Spectroscopy is the analysis of chemicals that are hot, they glow and each chemical glows differently. The various wavelengths of the glow make a colour that differs in some detail from other chemicals. Spectroscopy separates and measures the brightness of the different wavelengths. It can identify the chemicals in a mixture, and determine some other things, such as how hot the thing is. 

Chemicals telling us the state they are in, on the other side of the Galaxy, or Next Door! I like to know what stars are made of, and the compound that makes Venus Hot.

Steve Zodiac Fireball XL5


           A prism

 A lump of Glass that splits light into Colours of the rainbow


Richard Of York Gave Battle In Vain








Rainbow Prism Poster P228736076172014950trma 400

         A Grating ->?

        What does it do ?




 A DVD gives you the idea of what a grating does

Same as a prism it produces a rainbow but the physics is different.


In our case Light, from a  Star, Galaxy, Nebula, Planet, Asteroid, Comets and other stuff.



The picture on the right is the constellation of Orion










The picture on the right is the spectrum of Orion





Light from the Prism is split into colours as shown by Isaac Newton 1690 to 1705 Newton Spectrum 2

Then along came Gustav Kirchhoff 1850 to 1860 using Spectroscopy, Kirchhoff and Bunsen (Famous for his Burner)  used Spectroscopy to study the composition of the sun and in the course of their investigations they discovered the elements caesium and rubidium.



RAG has a Special Interest Group dedicated to Spectroscopy

We provide an additional meeting space for our members who have a strong interest in the chemistry (spectroscopy) of the night sky. Our meetings will aim to appeal both to people who have experience in Chemistry and provide a friendly and supportive route in for beginners, supporting them as they get started in this aspect of astronomy.

We plan a monthly focus on a particular aspect within Spectroscopy with our members demonstrating different approaches and exploring how different equipment and software can be used, and then we spend some time sharing images of the chemistry of the cosmos that we've been able to create. Then we have an unstructured section where we try to help each other with problems we might be having and also show our methods, software and equipment.

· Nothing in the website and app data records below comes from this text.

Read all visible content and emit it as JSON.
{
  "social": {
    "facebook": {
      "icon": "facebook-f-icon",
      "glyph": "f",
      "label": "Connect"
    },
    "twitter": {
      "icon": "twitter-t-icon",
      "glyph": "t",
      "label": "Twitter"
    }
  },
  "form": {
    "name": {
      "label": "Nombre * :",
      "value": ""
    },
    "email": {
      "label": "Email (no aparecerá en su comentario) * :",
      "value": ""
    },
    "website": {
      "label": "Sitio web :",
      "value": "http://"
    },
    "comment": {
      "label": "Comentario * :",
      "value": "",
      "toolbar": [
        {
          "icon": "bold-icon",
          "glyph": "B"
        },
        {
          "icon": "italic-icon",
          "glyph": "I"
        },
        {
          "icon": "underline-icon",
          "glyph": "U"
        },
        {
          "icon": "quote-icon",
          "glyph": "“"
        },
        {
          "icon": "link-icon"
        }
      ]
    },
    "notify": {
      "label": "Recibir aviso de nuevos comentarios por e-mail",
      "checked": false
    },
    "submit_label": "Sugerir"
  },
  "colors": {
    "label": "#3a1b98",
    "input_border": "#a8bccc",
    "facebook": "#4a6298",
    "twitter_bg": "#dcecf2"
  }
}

During the Covid-19 Pandemic, we continue to hold our meetings online but are looking forward to meeting in our Peter Bolas Observatory when life returns to normal.

If you're interested in any form of Astronomy and in particular spectroscopy of the night sky why not come along? We meet each month - usually on a Friday of the month and always enjoy welcoming 😍 new members.